(Recorded data)
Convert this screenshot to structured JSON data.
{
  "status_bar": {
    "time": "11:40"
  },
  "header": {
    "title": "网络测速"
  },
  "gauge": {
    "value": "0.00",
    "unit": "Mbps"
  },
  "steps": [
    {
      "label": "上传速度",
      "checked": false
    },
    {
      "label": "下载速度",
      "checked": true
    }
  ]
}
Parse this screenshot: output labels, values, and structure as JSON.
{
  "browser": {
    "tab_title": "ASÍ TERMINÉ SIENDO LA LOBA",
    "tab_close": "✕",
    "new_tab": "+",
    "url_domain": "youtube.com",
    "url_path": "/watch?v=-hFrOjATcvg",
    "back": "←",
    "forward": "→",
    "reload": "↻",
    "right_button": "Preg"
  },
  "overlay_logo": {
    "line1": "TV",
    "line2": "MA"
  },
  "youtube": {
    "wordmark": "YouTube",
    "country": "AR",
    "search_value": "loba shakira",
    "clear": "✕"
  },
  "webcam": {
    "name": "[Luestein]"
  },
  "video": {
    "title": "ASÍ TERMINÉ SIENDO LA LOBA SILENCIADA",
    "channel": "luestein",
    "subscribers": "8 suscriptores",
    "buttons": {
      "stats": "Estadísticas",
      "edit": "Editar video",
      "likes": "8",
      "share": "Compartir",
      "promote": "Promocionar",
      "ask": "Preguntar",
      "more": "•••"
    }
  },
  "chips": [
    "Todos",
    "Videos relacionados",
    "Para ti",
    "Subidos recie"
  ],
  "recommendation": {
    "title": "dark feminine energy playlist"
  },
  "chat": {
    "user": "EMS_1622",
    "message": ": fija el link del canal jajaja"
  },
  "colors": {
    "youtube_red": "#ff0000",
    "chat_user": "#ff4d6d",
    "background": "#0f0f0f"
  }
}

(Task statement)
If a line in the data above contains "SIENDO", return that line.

(Exercise solution)
    "tab_title": "ASÍ TERMINÉ SIENDO LA LOBA",
    "title": "ASÍ TERMINÉ SIENDO LA LOBA SILENCIADA",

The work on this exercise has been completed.